Extracted data entries
= = = = =

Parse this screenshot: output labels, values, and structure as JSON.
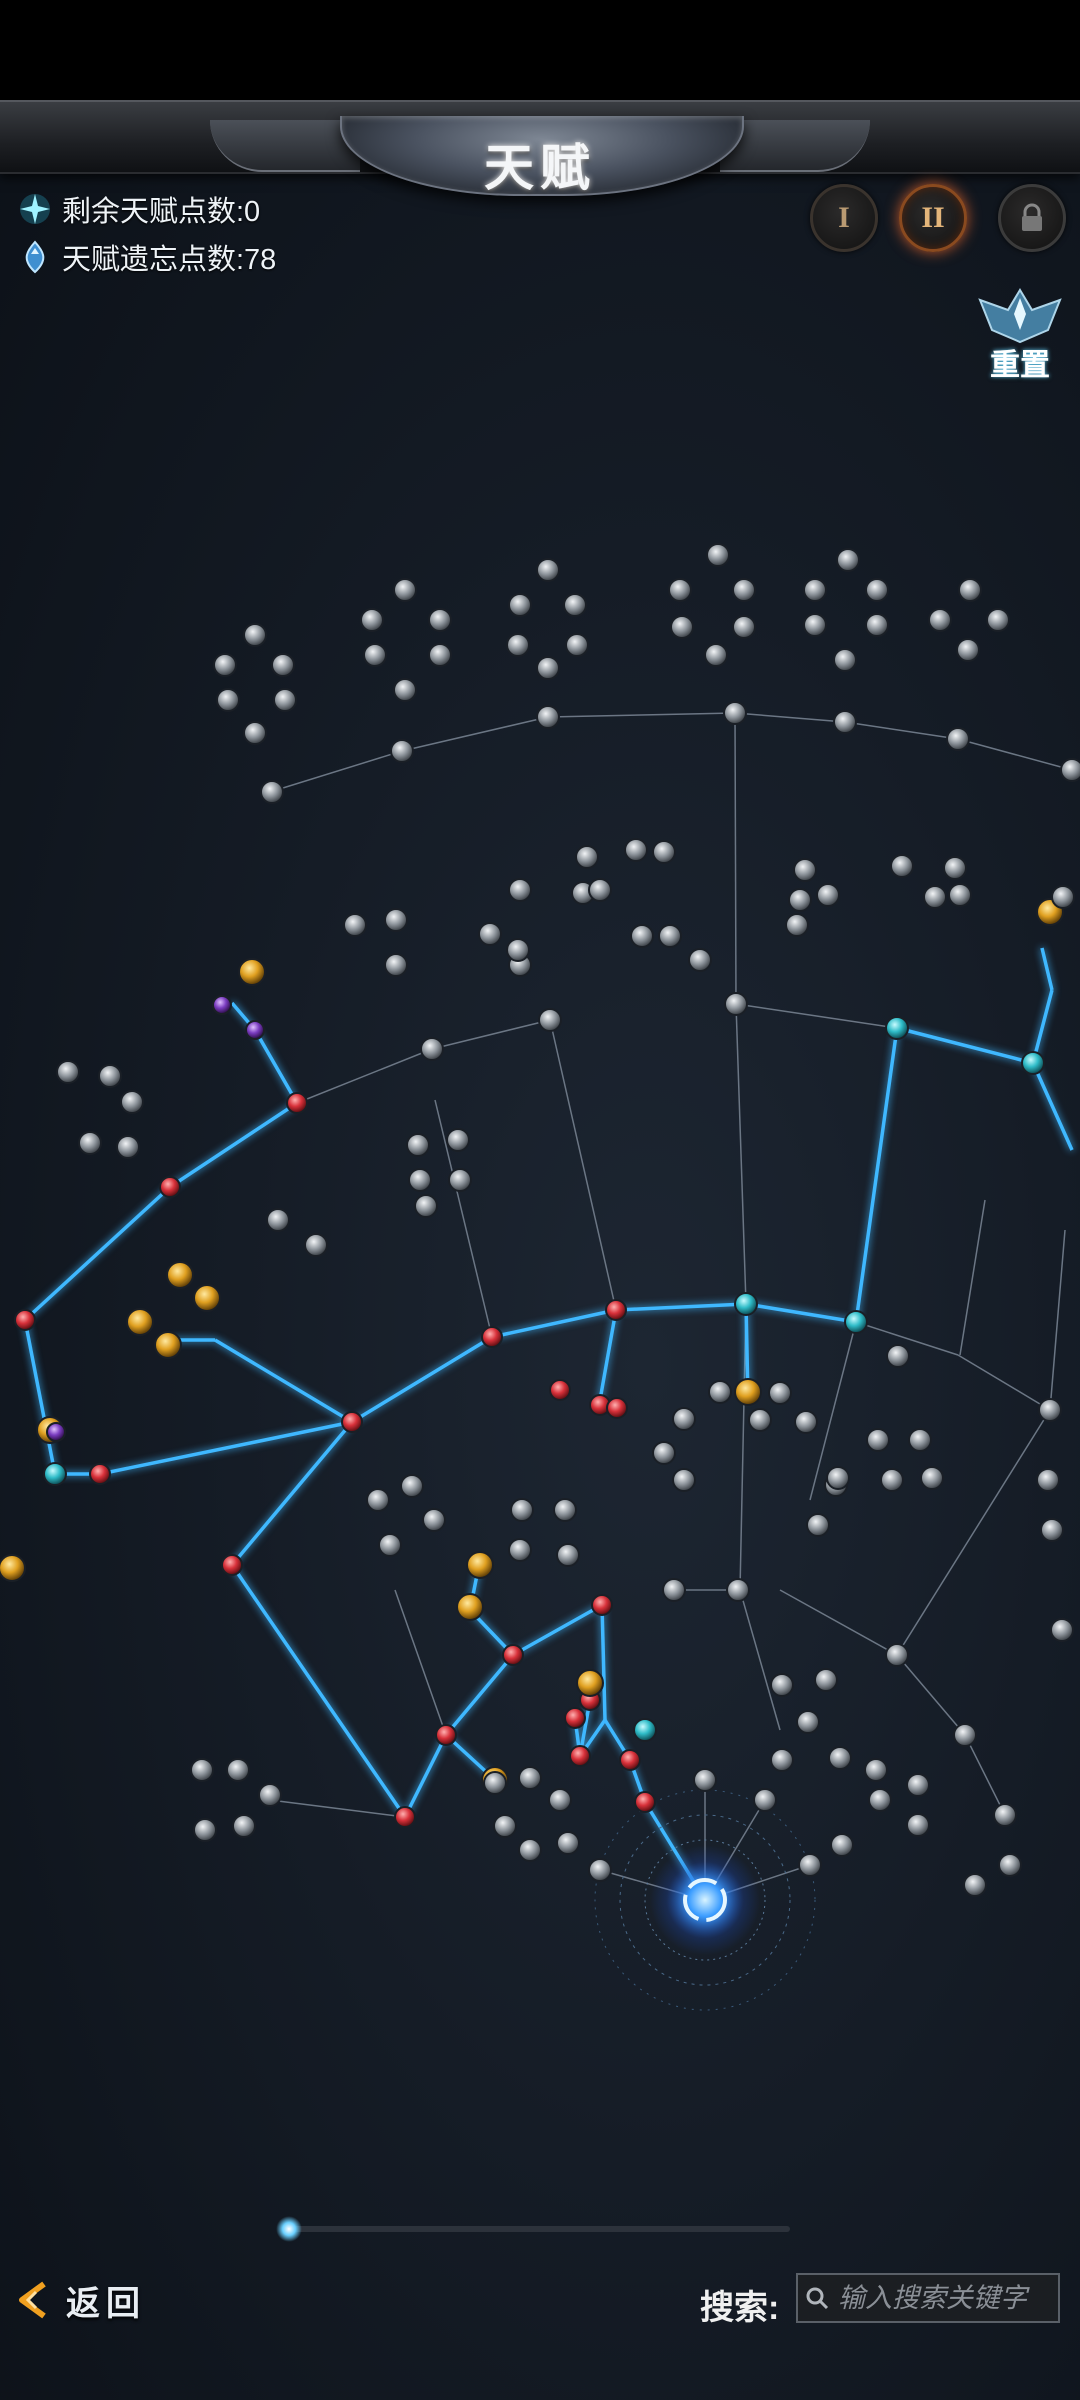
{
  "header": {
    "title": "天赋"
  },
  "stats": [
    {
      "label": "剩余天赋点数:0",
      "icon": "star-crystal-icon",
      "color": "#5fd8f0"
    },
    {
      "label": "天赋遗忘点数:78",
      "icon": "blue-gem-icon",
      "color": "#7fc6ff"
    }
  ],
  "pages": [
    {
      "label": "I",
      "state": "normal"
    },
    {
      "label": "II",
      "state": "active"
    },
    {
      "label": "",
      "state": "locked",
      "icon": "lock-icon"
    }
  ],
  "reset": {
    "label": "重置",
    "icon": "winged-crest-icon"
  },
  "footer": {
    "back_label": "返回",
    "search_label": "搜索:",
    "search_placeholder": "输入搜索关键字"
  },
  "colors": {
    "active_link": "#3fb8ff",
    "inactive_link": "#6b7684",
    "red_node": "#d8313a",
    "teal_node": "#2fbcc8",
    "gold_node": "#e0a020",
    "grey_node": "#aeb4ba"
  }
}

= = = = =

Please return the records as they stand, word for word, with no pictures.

Parse this screenshot: output labels, values, and structure as JSON.
{
  "header": {
    "title": "天赋"
  },
  "stats": [
    {
      "label": "剩余天赋点数:0",
      "icon": "star-crystal-icon",
      "color": "#5fd8f0"
    },
    {
      "label": "天赋遗忘点数:78",
      "icon": "blue-gem-icon",
      "color": "#7fc6ff"
    }
  ],
  "pages": [
    {
      "label": "I",
      "state": "normal"
    },
    {
      "label": "II",
      "state": "active"
    },
    {
      "label": "",
      "state": "locked",
      "icon": "lock-icon"
    }
  ],
  "reset": {
    "label": "重置",
    "icon": "winged-crest-icon"
  },
  "footer": {
    "back_label": "返回",
    "search_label": "搜索:",
    "search_placeholder": "输入搜索关键字"
  },
  "colors": {
    "active_link": "#3fb8ff",
    "inactive_link": "#6b7684",
    "red_node": "#d8313a",
    "teal_node": "#2fbcc8",
    "gold_node": "#e0a020",
    "grey_node": "#aeb4ba"
  }
}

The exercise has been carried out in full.